- AIM OF THE EXERCISE -
Lines containing the word "true" in the data below: say how many, with no other text.

(Component data from apps and pages)
==*==

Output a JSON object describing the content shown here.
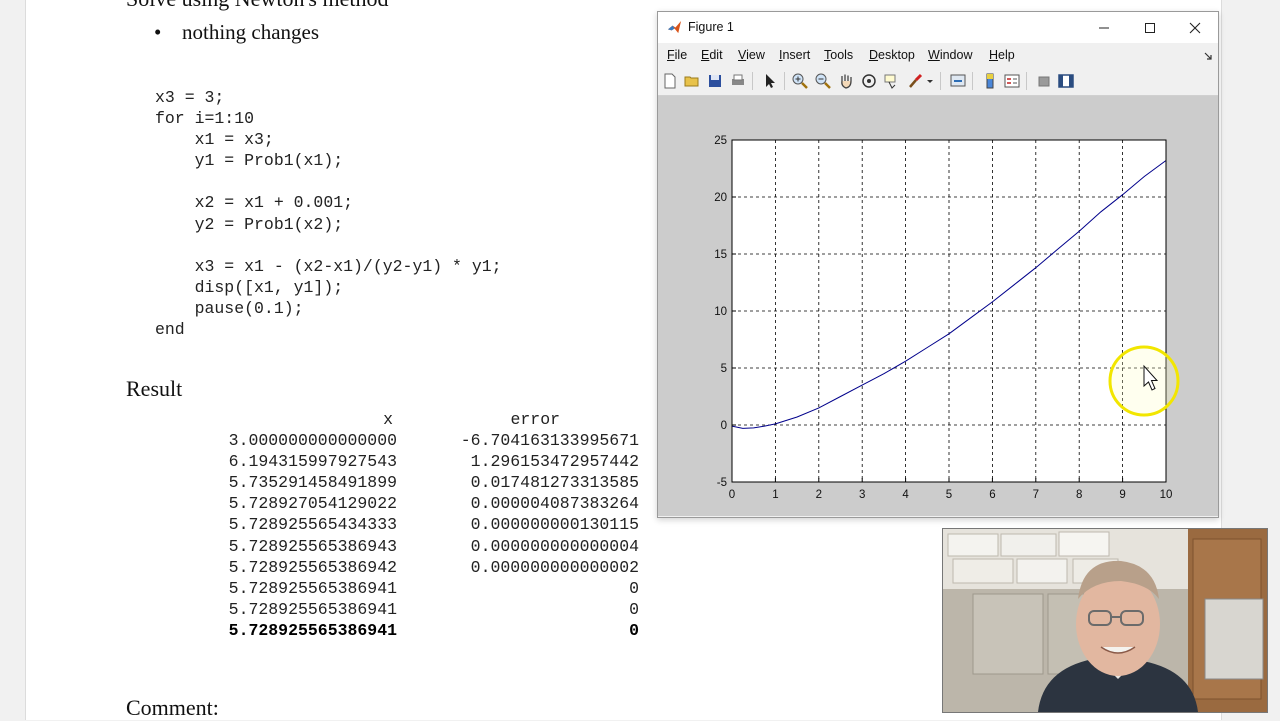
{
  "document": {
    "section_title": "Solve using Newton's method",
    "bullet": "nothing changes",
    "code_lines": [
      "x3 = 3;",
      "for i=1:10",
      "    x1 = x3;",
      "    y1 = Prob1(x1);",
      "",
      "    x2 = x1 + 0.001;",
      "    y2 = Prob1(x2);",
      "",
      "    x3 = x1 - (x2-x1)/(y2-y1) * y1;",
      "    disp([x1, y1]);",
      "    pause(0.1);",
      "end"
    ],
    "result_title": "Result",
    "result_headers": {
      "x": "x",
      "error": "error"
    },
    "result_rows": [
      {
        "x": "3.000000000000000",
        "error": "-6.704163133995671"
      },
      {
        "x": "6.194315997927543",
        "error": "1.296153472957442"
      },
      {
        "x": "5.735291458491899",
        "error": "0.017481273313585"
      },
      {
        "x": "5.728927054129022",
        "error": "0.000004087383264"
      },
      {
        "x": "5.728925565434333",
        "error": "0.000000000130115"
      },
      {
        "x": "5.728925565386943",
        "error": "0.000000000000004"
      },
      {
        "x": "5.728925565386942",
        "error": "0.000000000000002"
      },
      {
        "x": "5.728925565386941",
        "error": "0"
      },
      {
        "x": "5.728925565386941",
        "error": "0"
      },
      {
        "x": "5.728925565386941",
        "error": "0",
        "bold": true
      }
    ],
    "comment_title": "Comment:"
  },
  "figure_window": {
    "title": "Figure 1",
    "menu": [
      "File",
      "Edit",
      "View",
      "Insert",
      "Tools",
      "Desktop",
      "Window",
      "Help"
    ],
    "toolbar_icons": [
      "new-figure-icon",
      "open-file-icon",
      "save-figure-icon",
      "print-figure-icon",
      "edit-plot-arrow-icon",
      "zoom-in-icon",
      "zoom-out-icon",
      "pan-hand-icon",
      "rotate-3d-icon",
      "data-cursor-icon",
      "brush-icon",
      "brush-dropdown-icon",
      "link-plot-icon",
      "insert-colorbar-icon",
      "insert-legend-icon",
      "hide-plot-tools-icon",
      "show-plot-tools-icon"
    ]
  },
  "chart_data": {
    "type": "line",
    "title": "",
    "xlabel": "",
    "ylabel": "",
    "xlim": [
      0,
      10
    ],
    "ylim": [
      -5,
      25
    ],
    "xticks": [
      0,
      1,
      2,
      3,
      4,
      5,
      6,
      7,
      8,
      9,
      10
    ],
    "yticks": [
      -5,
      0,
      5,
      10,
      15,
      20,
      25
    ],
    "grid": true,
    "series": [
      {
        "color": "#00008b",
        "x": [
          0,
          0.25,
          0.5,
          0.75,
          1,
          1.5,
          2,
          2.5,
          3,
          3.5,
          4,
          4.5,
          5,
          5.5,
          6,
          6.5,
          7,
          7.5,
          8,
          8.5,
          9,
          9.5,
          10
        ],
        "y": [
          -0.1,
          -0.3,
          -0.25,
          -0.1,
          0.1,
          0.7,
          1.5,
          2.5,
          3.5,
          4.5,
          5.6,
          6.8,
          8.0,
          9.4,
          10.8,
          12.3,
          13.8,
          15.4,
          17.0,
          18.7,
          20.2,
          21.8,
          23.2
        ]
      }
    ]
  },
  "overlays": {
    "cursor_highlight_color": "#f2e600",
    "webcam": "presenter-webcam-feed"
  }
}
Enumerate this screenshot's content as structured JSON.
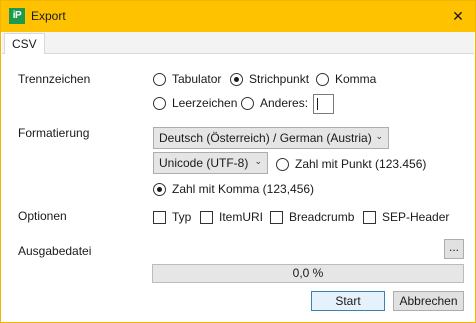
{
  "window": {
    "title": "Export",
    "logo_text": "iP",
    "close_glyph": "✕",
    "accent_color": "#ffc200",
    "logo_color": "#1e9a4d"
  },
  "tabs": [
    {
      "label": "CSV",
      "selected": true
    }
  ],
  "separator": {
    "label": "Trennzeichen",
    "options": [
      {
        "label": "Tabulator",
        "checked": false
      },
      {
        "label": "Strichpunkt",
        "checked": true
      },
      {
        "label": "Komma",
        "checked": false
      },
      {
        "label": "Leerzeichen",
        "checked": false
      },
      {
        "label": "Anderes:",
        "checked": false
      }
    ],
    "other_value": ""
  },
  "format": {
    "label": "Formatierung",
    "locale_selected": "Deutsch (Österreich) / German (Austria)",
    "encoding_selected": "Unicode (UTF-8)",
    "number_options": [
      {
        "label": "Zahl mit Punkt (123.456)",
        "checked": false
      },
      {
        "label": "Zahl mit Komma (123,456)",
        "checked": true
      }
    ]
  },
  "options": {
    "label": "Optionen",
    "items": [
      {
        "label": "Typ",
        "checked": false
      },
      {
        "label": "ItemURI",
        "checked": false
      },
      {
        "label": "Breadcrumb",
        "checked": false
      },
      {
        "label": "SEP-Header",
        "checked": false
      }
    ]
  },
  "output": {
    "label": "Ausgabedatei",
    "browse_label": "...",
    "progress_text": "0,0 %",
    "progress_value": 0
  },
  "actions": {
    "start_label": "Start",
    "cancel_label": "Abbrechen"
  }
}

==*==

- OUTPUT FOR THIS EXERCISE -
5